* [Work request] A word-for-word copy of every entry below is required; the images do not belong in it.

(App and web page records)

==================================================

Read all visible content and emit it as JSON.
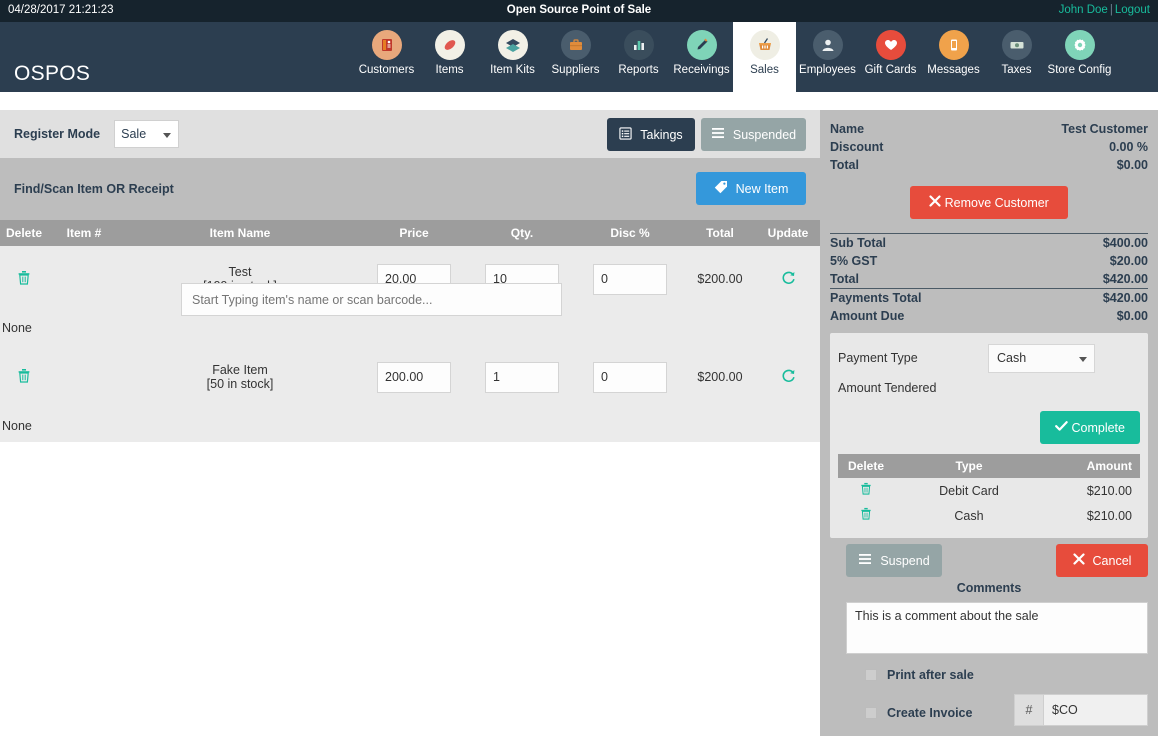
{
  "topbar": {
    "datetime": "04/28/2017 21:21:23",
    "title": "Open Source Point of Sale",
    "user": "John Doe",
    "separator": "|",
    "logout": "Logout"
  },
  "nav": {
    "brand": "OSPOS",
    "items": [
      {
        "label": "Customers",
        "icon": "customers-icon",
        "glyph": "▤",
        "active": false
      },
      {
        "label": "Items",
        "icon": "items-icon",
        "glyph": "◆",
        "active": false
      },
      {
        "label": "Item Kits",
        "icon": "item-kits-icon",
        "glyph": "❖",
        "active": false
      },
      {
        "label": "Suppliers",
        "icon": "suppliers-icon",
        "glyph": "ὋC",
        "active": false
      },
      {
        "label": "Reports",
        "icon": "reports-icon",
        "glyph": "ὌA",
        "active": false
      },
      {
        "label": "Receivings",
        "icon": "receivings-icon",
        "glyph": "✎",
        "active": false
      },
      {
        "label": "Sales",
        "icon": "sales-basket-icon",
        "glyph": "Ὥ2",
        "active": true
      },
      {
        "label": "Employees",
        "icon": "employees-icon",
        "glyph": "὆4",
        "active": false
      },
      {
        "label": "Gift Cards",
        "icon": "gift-cards-icon",
        "glyph": "♥",
        "active": false
      },
      {
        "label": "Messages",
        "icon": "messages-icon",
        "glyph": "὏1",
        "active": false
      },
      {
        "label": "Taxes",
        "icon": "taxes-icon",
        "glyph": "Ὃ5",
        "active": false
      },
      {
        "label": "Store Config",
        "icon": "store-config-icon",
        "glyph": "⚙",
        "active": false
      }
    ]
  },
  "register": {
    "label": "Register Mode",
    "mode_value": "Sale",
    "takings_label": "Takings",
    "suspended_label": "Suspended"
  },
  "find": {
    "label": "Find/Scan Item OR Receipt",
    "placeholder": "Start Typing item's name or scan barcode...",
    "value": "",
    "new_item_label": "New Item"
  },
  "items_table": {
    "headers": [
      "Delete",
      "Item #",
      "Item Name",
      "Price",
      "Qty.",
      "Disc %",
      "Total",
      "Update"
    ],
    "rows": [
      {
        "item_number": "",
        "name": "Test",
        "stock": "[199 in stock]",
        "price": "20.00",
        "qty": "10",
        "disc": "0",
        "total": "$200.00",
        "note": "None"
      },
      {
        "item_number": "",
        "name": "Fake Item",
        "stock": "[50 in stock]",
        "price": "200.00",
        "qty": "1",
        "disc": "0",
        "total": "$200.00",
        "note": "None"
      }
    ]
  },
  "customer": {
    "name_label": "Name",
    "name_value": "Test Customer",
    "discount_label": "Discount",
    "discount_value": "0.00 %",
    "total_label": "Total",
    "total_value": "$0.00",
    "remove_label": "Remove Customer"
  },
  "totals": {
    "sub_total_label": "Sub Total",
    "sub_total_value": "$400.00",
    "tax_label": "5% GST",
    "tax_value": "$20.00",
    "total_label": "Total",
    "total_value": "$420.00",
    "payments_total_label": "Payments Total",
    "payments_total_value": "$420.00",
    "amount_due_label": "Amount Due",
    "amount_due_value": "$0.00"
  },
  "payment": {
    "type_label": "Payment Type",
    "type_value": "Cash",
    "tendered_label": "Amount Tendered",
    "tendered_value": "",
    "complete_label": "Complete"
  },
  "payments_table": {
    "headers": [
      "Delete",
      "Type",
      "Amount"
    ],
    "rows": [
      {
        "type": "Debit Card",
        "amount": "$210.00"
      },
      {
        "type": "Cash",
        "amount": "$210.00"
      }
    ]
  },
  "actions": {
    "suspend_label": "Suspend",
    "cancel_label": "Cancel"
  },
  "comments": {
    "label": "Comments",
    "value": "This is a comment about the sale"
  },
  "options": {
    "print_after_sale_label": "Print after sale",
    "print_after_sale_checked": false,
    "create_invoice_label": "Create Invoice",
    "create_invoice_checked": false,
    "invoice_prefix": "#",
    "invoice_value": "$CO"
  },
  "colors": {
    "topbar": "#16232d",
    "navbar": "#2c3e50",
    "accent_teal": "#18bc9c",
    "danger": "#e74c3c",
    "info": "#3498db",
    "muted": "#95a5a6"
  }
}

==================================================

* [Output]
Read all visible content and emit it as JSON.
{
  "topbar": {
    "datetime": "04/28/2017 21:21:23",
    "title": "Open Source Point of Sale",
    "user": "John Doe",
    "separator": "|",
    "logout": "Logout"
  },
  "nav": {
    "brand": "OSPOS",
    "items": [
      {
        "label": "Customers",
        "icon": "customers-icon",
        "glyph": "▤",
        "active": false
      },
      {
        "label": "Items",
        "icon": "items-icon",
        "glyph": "◆",
        "active": false
      },
      {
        "label": "Item Kits",
        "icon": "item-kits-icon",
        "glyph": "❖",
        "active": false
      },
      {
        "label": "Suppliers",
        "icon": "suppliers-icon",
        "glyph": "ὋC",
        "active": false
      },
      {
        "label": "Reports",
        "icon": "reports-icon",
        "glyph": "ὌA",
        "active": false
      },
      {
        "label": "Receivings",
        "icon": "receivings-icon",
        "glyph": "✎",
        "active": false
      },
      {
        "label": "Sales",
        "icon": "sales-basket-icon",
        "glyph": "Ὥ2",
        "active": true
      },
      {
        "label": "Employees",
        "icon": "employees-icon",
        "glyph": "὆4",
        "active": false
      },
      {
        "label": "Gift Cards",
        "icon": "gift-cards-icon",
        "glyph": "♥",
        "active": false
      },
      {
        "label": "Messages",
        "icon": "messages-icon",
        "glyph": "὏1",
        "active": false
      },
      {
        "label": "Taxes",
        "icon": "taxes-icon",
        "glyph": "Ὃ5",
        "active": false
      },
      {
        "label": "Store Config",
        "icon": "store-config-icon",
        "glyph": "⚙",
        "active": false
      }
    ]
  },
  "register": {
    "label": "Register Mode",
    "mode_value": "Sale",
    "takings_label": "Takings",
    "suspended_label": "Suspended"
  },
  "find": {
    "label": "Find/Scan Item OR Receipt",
    "placeholder": "Start Typing item's name or scan barcode...",
    "value": "",
    "new_item_label": "New Item"
  },
  "items_table": {
    "headers": [
      "Delete",
      "Item #",
      "Item Name",
      "Price",
      "Qty.",
      "Disc %",
      "Total",
      "Update"
    ],
    "rows": [
      {
        "item_number": "",
        "name": "Test",
        "stock": "[199 in stock]",
        "price": "20.00",
        "qty": "10",
        "disc": "0",
        "total": "$200.00",
        "note": "None"
      },
      {
        "item_number": "",
        "name": "Fake Item",
        "stock": "[50 in stock]",
        "price": "200.00",
        "qty": "1",
        "disc": "0",
        "total": "$200.00",
        "note": "None"
      }
    ]
  },
  "customer": {
    "name_label": "Name",
    "name_value": "Test Customer",
    "discount_label": "Discount",
    "discount_value": "0.00 %",
    "total_label": "Total",
    "total_value": "$0.00",
    "remove_label": "Remove Customer"
  },
  "totals": {
    "sub_total_label": "Sub Total",
    "sub_total_value": "$400.00",
    "tax_label": "5% GST",
    "tax_value": "$20.00",
    "total_label": "Total",
    "total_value": "$420.00",
    "payments_total_label": "Payments Total",
    "payments_total_value": "$420.00",
    "amount_due_label": "Amount Due",
    "amount_due_value": "$0.00"
  },
  "payment": {
    "type_label": "Payment Type",
    "type_value": "Cash",
    "tendered_label": "Amount Tendered",
    "tendered_value": "",
    "complete_label": "Complete"
  },
  "payments_table": {
    "headers": [
      "Delete",
      "Type",
      "Amount"
    ],
    "rows": [
      {
        "type": "Debit Card",
        "amount": "$210.00"
      },
      {
        "type": "Cash",
        "amount": "$210.00"
      }
    ]
  },
  "actions": {
    "suspend_label": "Suspend",
    "cancel_label": "Cancel"
  },
  "comments": {
    "label": "Comments",
    "value": "This is a comment about the sale"
  },
  "options": {
    "print_after_sale_label": "Print after sale",
    "print_after_sale_checked": false,
    "create_invoice_label": "Create Invoice",
    "create_invoice_checked": false,
    "invoice_prefix": "#",
    "invoice_value": "$CO"
  },
  "colors": {
    "topbar": "#16232d",
    "navbar": "#2c3e50",
    "accent_teal": "#18bc9c",
    "danger": "#e74c3c",
    "info": "#3498db",
    "muted": "#95a5a6"
  }
}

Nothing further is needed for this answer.